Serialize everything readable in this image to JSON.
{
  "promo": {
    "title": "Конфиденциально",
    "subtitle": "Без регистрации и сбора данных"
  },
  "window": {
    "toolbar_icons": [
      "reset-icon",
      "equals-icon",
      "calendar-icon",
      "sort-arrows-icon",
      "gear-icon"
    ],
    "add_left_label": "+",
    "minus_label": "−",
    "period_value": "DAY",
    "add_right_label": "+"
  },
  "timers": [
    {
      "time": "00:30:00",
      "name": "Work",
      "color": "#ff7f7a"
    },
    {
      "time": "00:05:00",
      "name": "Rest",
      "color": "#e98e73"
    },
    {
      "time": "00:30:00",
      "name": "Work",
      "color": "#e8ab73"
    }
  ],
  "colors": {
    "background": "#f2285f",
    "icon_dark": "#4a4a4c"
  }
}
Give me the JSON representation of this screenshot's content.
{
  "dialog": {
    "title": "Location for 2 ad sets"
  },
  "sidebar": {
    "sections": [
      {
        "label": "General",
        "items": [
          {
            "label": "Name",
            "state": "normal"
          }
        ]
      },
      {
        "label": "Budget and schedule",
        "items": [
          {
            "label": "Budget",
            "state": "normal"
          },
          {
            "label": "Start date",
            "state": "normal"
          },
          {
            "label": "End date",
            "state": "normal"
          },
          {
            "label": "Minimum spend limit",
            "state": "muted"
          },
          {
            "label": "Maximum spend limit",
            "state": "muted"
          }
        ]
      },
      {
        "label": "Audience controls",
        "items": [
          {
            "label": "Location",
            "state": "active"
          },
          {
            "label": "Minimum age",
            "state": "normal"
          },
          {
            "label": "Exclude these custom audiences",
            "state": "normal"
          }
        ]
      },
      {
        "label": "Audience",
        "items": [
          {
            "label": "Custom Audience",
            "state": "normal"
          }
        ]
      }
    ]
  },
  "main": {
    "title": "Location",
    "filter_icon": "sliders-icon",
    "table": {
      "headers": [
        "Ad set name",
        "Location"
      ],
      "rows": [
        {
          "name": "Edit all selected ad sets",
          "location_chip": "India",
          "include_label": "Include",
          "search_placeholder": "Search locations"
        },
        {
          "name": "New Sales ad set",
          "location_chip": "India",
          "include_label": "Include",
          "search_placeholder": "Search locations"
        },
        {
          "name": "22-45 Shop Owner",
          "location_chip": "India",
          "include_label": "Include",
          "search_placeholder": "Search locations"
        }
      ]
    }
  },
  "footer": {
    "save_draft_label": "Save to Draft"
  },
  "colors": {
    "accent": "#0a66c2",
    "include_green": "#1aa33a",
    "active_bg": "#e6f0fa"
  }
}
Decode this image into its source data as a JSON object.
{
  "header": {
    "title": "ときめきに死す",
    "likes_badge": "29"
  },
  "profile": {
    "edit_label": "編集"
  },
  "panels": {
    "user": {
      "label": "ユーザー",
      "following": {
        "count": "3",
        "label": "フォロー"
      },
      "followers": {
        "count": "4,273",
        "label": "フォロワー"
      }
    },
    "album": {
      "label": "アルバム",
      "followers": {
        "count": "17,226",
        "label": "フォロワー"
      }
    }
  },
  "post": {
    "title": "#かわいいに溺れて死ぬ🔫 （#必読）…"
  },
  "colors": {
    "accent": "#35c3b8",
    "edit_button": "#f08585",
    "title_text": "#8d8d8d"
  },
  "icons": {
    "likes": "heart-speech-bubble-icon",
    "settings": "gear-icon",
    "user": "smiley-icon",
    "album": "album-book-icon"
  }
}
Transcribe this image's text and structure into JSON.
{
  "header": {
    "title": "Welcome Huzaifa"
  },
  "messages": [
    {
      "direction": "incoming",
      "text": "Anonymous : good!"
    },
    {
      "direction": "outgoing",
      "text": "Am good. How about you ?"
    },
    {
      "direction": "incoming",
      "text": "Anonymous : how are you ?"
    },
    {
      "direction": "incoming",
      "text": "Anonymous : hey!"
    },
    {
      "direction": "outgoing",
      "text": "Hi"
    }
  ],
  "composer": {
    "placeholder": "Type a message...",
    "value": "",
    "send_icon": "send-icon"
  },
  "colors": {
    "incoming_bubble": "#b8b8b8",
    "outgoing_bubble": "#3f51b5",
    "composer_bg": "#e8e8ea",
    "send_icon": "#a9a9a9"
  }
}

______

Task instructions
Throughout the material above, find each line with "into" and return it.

Your response
Decode this image into its source data as a JSON object.
Transcribe this image's text and structure into JSON.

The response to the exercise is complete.